Brexit means Hull's ports will need more staff checking food imports
Hull and Goole chief port health inspector Laurence Dettman
By Hull Daily Mail | Posted: 15 Jun 2017
Brexit could put more pressure on ports at Hull and Goole because of the increased checks needed on food imports.
The chief port health inspector for Hull and Goole says more staff could be needed to check food imports into the UK after the UK leaves the EU.
Around 3.7 million tonnes of food products are imported through the Humber ports every year. That equates to 11 per cent of the UK's total imported food and drink. Most food imports being shipped into the estuary comes from the European Union.
At the moment, EU legislation allows the free movement of imported food consignment between member states.
But with the UK set to leave the EU, new entry controls similar to those currently applied to non-EU food imports could form part of any final Brexit deal.
Laurence Dettman, chief port health inspector for Hull and Goole, said such a move would require a significant increase in staff to cope.
He said: "Before the UK entered the EU, all foodstuffs entering the UK through our ports were subject to our controls under various UK imported food regulations which required a much larger port health presence to prevent the import of unsound or unfit products.
"However, over the last 40 years inside the EU our resources have dramatically reduced, mainly because of the free circulation issue.

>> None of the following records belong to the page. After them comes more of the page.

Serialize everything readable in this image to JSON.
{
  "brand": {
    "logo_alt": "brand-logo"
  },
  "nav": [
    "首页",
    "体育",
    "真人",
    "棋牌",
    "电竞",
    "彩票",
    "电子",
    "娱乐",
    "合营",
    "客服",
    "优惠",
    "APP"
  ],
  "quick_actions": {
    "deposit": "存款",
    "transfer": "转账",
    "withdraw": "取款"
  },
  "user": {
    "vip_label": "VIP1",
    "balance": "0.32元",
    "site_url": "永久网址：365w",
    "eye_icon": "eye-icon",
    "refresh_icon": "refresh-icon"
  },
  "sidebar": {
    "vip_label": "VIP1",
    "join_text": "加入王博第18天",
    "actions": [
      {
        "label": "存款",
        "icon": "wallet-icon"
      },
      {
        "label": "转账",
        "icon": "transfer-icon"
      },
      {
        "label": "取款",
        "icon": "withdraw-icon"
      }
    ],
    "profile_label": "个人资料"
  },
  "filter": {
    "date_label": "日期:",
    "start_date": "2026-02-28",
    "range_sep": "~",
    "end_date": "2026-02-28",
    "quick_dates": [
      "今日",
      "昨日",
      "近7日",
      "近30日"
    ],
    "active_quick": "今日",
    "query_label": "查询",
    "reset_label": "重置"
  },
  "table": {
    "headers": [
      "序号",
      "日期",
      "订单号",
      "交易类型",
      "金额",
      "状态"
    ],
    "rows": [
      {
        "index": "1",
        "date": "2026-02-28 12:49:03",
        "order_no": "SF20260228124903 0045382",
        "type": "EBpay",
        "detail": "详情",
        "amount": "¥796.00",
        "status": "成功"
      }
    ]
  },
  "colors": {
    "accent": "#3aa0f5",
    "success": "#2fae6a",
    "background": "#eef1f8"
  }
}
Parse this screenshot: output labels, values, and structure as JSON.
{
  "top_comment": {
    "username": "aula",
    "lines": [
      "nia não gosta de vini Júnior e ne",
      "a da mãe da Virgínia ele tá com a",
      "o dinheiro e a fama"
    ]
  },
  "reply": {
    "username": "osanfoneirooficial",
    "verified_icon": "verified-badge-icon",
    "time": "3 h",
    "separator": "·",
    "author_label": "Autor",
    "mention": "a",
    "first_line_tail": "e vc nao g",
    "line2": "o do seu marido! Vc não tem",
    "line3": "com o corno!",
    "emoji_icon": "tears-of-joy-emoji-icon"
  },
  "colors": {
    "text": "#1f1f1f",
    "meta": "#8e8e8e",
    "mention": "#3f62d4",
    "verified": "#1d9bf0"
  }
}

"If we are going to turn the clocks back 40 years ands revert back to a pre-EU regime requiring checks and inspections of a vastly increased number of imported food consignments, including food of EU origin, we are going to need more staff to carry out that work."
The Hull and Goole Port Health Authority currently employs just four health inspectors and one technical officer. Mr Dettman estimated that number would need to least double if control checks on EU food imports were revived.
He has written to the region's MPs and the Department for Environment Food and Rural Affairs over concerns raised over the issue by port authority members.
"We are all waiting to see what comes out of the Brexit negotiations.
"At this stage, no-one knows what will happen but the implications of the authority are potentially very large."
EU food imports currently handled in Hull include frozen and chilled meat and fish as well as fresh and dried fruit. The port also handles significant quantities of non-EU sugar and palm oil used by the food processing sector.